This is an interesting topic for me because I have been on both ends of the equation. College towns offer a great atmosphere and an opportunity to meet diverse people who can enrich our lives. Being in such a town before ever applying to college opens one up to many things, some good, some bad.
The two stereotypes that are prevalent in many college towns are that townies of those towns are either an uneducated brood of hoodlums, or spoiled rich kids. These stereotypes are oversimplified first impressions. I believe that the brood of hoodlums stereotype arises when college students meet people of their age, who happen to not be in college. This group of people may appear different since they do not assimilate to the exact subcultures of the university. As a result, there is a lack of things in common. Does this mean that it is impossible or futile to make friends with townies? Are they going to look at your college experience with a judging eye? The answer is no. The worst thing one can do is judge a potential friend by how he or she looks on paper. My personal experience was that townies out of college came in all shapes and sizes with many life stories. And just because they were not in your psych class during freshman year, it does not mean that they’re not interesting.
The second type of townie is the student who grew up down the road from the campus. While this person looked at different universities, he or she chose their hometown university. A large fraction of high school students in the area choose to attend a local, large university with a good reputation, not only for the academics. This should be an obvious one. Having a few years to get the lay of the land, it is easier to navigate through the “new” college environment. Many of the academically accomplished townies have taken classes during the summers, attended workshops for excelling at standardized tests, and numerous academic competitions. Socially advanced students had some time to attend college parties, learn about the Greek system, and get the lowdown from friends who are already in college. This is not even including the fact that they know large portions of the campus from numerous visits. The reason that they appear spoiled is because they had a while to gather all of the resources, and learn how to live the college experience they have been craving since they started to look at college.
Before anyone becomes jealous of the hometown college student, a few disadvantages are worth sharing. The main one is obvious. For many students, attending a university is a time to learn about the world at large and everything in it. For the hometown student, the most diverse experience they have is in their program of study, not the new location, new people, new things to do, and surprises. Most hometown students take their study habits to college. Many of them save the same friends. While it is one thing to keep in touch and stay close, I feel that it is all too easy to fall to a familiar routine. Next, there is always the parent factor. They are not a time zone away, they are not a day trip away. They are down the street. The thousands of other college students do not mask the fact that parents are really just down the street. Extra input from them on various topics is expected. These disadvantages almost make knowing the lay of the land a bit less glamorous.
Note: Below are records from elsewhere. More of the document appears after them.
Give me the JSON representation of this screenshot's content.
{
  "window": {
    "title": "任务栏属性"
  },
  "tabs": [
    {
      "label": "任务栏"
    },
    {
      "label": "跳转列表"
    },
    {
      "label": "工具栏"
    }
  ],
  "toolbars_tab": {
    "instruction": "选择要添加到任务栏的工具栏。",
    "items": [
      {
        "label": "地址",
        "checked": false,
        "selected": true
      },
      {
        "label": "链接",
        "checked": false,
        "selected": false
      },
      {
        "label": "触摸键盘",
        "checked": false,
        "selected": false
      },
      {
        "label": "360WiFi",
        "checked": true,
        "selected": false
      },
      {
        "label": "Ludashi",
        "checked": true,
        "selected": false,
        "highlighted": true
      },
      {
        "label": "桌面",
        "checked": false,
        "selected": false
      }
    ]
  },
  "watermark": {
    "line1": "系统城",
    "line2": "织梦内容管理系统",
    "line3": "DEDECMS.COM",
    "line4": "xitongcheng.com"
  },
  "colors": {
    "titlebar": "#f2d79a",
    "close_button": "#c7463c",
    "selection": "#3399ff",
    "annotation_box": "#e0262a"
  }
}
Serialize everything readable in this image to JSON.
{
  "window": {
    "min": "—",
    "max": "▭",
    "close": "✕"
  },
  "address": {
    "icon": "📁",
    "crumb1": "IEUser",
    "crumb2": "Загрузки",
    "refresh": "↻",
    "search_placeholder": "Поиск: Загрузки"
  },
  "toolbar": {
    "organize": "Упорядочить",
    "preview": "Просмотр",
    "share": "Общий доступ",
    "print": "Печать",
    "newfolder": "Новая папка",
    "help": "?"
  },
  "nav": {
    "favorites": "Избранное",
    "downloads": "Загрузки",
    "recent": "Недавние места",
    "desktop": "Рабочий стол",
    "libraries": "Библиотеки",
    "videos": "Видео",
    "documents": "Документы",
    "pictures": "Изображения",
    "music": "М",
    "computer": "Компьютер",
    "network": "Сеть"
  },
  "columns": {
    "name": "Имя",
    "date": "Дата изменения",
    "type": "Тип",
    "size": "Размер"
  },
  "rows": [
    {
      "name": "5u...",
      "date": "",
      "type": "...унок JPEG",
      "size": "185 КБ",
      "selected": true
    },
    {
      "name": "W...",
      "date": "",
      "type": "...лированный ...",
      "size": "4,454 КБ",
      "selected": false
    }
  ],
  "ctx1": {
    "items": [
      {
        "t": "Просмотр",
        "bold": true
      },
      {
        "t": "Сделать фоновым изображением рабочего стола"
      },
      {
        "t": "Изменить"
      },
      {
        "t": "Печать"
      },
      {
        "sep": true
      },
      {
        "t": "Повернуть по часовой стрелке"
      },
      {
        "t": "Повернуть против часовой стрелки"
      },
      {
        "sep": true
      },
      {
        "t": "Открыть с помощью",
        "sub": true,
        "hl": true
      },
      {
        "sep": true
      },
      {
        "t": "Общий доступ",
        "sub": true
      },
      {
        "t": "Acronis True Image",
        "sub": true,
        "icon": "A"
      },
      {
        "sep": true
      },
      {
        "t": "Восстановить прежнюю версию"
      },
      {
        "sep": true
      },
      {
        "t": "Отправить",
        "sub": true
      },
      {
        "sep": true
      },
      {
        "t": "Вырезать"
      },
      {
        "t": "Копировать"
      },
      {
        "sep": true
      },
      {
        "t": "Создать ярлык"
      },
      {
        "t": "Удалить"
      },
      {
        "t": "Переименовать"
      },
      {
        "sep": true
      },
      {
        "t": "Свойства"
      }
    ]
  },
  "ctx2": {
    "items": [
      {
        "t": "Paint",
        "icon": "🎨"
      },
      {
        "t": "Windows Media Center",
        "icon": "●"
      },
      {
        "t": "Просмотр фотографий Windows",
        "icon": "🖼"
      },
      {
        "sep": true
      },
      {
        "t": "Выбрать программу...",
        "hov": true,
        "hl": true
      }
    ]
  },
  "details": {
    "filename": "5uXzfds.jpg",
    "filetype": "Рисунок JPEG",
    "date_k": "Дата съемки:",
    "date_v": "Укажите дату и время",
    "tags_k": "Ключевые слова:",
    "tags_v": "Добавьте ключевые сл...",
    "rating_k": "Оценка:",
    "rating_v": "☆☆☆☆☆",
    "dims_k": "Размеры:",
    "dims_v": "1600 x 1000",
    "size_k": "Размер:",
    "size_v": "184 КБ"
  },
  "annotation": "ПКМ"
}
Overall, I think that the college townie is a unique character on the college campus. Whether this person attends college or not, it is interesting to see how much they know about the college town. They have a lot more to say than brochures and college tour guides.